Hubble captures a rare active asteroid
Asteroids are typically solid rocky or metallic bodies; comets are fragile, icy bodies that sometimes sprout tails when they come near the sun. But some asteroids have been found to appear comet-like, in that they also have tails. Scientists said on March 28, 2019, that they used the Hubble Space Telescope to observe such an asteroid, called 6478 Gault. Clear images from the telescope provided researchers with new insight into this asteroid’s unusual past, they said. They now believe that Gault is self-destructing slowly, which is the reason for its two narrow, comet-like tails of debris. Each tail is evidence of an active event that released material into space. Why is it self-destructing? The reason is thought to be its unusually fast spin on its axis.
Astronomers have known about asteroid Gault for some time. It was discovered in 1988. The object is 2.5 to 5.5 miles (4 to 9 km) wide, and it’s located in the main asteroid belt, between the orbits of Mars and Jupiter. Astronomers said in a statement:
… the recent observation of two debris tails is the first indication of the asteroid’s instability. This asteroid is one of only a handful to be caught disintegrating by a process known as a YORP torque. When sunlight heats an asteroid, the infrared radiation that escapes from its warmed surface carries off both heat and momentum. This creates a small force that can cause the asteroid to spin faster.
If this centrifugal force eventually overcomes gravity, the asteroid becomes unstable. Landslides on the object can release rubble and dust into space, leaving behind a tail of debris, as seen here with asteroid Gault.
Astronomers estimate that among the 800,000 known asteroids that occupy the asteroid belt between Mars and Jupiter, YORP disruptions occur roughly once per year. From the Hubble observations, researchers inferred that the release of material from the asteroid took place in short episodes lasting from a few hours to a couple of days. They commented:
The direct observation of this activity by the Hubble Space Telescope has provided [us] with a special opportunity to study the composition of asteroids.
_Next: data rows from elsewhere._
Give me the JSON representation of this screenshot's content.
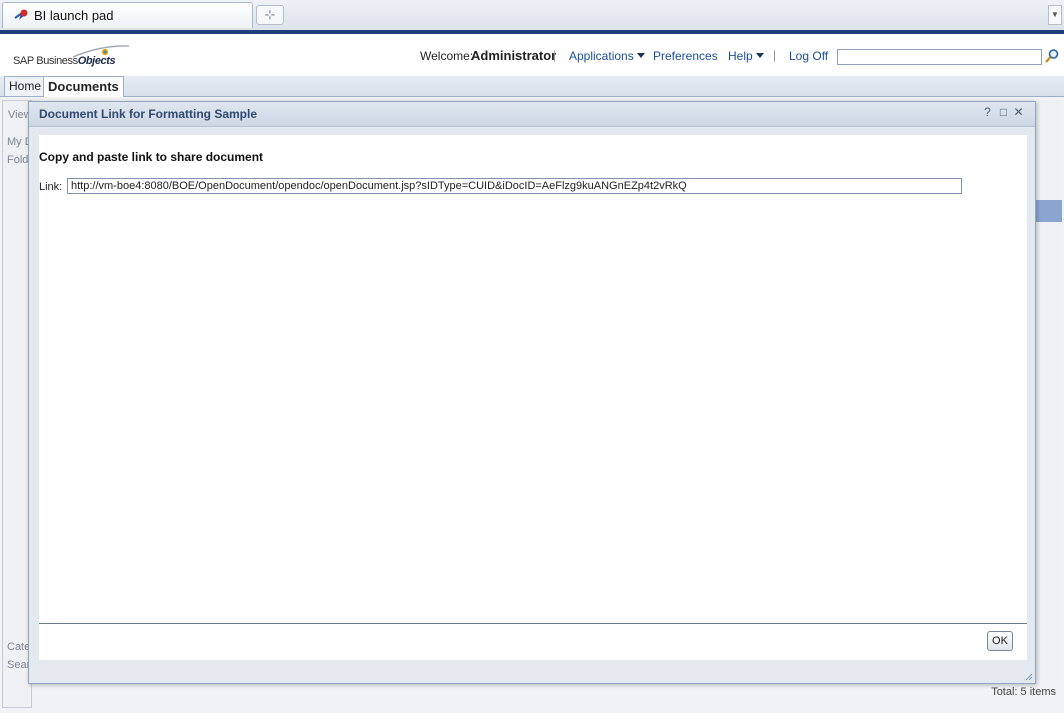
{
  "browser": {
    "tab_title": "BI launch pad",
    "new_tab_symbol": "⊹"
  },
  "header": {
    "logo_text_plain": "SAP Business",
    "logo_text_bold": "Objects",
    "welcome_label": "Welcome:",
    "user_name": "Administrator",
    "applications_label": "Applications",
    "preferences_label": "Preferences",
    "help_label": "Help",
    "logoff_label": "Log Off",
    "search_value": ""
  },
  "app_tabs": {
    "home_label": "Home",
    "documents_label": "Documents"
  },
  "background": {
    "ghost_view": "View",
    "ghost_my": "My D",
    "ghost_folders": "Fold",
    "ghost_categories": "Cate",
    "ghost_search": "Sear",
    "status_text": "Total: 5 items"
  },
  "dialog": {
    "title": "Document Link for Formatting Sample",
    "help_symbol": "?",
    "maximize_symbol": "□",
    "close_symbol": "✕",
    "heading": "Copy and paste link to share document",
    "link_label": "Link:",
    "link_value": "http://vm-boe4:8080/BOE/OpenDocument/opendoc/openDocument.jsp?sIDType=CUID&iDocID=AeFlzg9kuANGnEZp4t2vRkQ",
    "ok_label": "OK"
  },
  "colors": {
    "brand_blue": "#1e3e7a",
    "link_blue": "#1c4d99",
    "dialog_title_text": "#2f4a6e"
  }
}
By researching the material that this unstable asteroid releases into space, [we] can get a glimpse into the history of planet formation in the early ages of the solar system.
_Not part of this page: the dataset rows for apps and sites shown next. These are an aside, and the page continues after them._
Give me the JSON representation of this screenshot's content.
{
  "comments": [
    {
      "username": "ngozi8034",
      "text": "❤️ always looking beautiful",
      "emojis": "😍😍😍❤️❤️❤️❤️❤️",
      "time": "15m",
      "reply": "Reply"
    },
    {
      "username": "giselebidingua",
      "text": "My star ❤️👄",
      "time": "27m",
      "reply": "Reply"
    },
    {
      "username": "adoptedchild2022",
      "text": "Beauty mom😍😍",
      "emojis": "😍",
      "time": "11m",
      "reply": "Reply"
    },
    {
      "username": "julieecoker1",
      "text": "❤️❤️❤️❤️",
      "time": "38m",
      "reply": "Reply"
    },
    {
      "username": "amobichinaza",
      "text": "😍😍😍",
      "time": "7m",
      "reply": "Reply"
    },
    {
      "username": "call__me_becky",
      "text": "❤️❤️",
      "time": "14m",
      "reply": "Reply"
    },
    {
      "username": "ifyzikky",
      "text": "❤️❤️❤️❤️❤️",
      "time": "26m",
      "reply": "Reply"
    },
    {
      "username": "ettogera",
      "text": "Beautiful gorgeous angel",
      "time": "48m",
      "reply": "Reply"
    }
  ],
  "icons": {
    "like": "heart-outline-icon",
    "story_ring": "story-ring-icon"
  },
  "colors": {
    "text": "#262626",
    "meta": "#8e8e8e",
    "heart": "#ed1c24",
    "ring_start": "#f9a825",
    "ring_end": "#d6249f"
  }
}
Follow-up observations have been made by various ground-based telescopes, and, these astronomers said:
These data were used to deduce a two-hour rotation period for Gault, which is very close to the critical speed at which material will begin to tumble and slide across the asteroid’s surface before drifting off into space.
Astronomer Jan Kleyna of the University of Hawaii – lead author of the new paper – commented:
Gault is the best ‘smoking-gun’ example of a fast rotator right at the two-hour limit. It could have been on the brink of instability for 10 million years. Even a tiny disturbance, like a small impact from a pebble, might have triggered the recent outbursts.
Astronomer Olivier Hainaut of the European Southern Observatory in Germany explained:
This self-destruction event is rare. Active and unstable asteroids such as Gault are only now being detected by means of new survey telescopes that scan the entire sky, which means asteroids such as Gault that are misbehaving cannot escape detection any more.
Bottom line: Hubble Space Telescope sharp imaging has provided valuable detail on activity from active asteroid Gault, which is now known to be spinning on its axis so fast – about every two hours – that material on its surface at times flies off into space.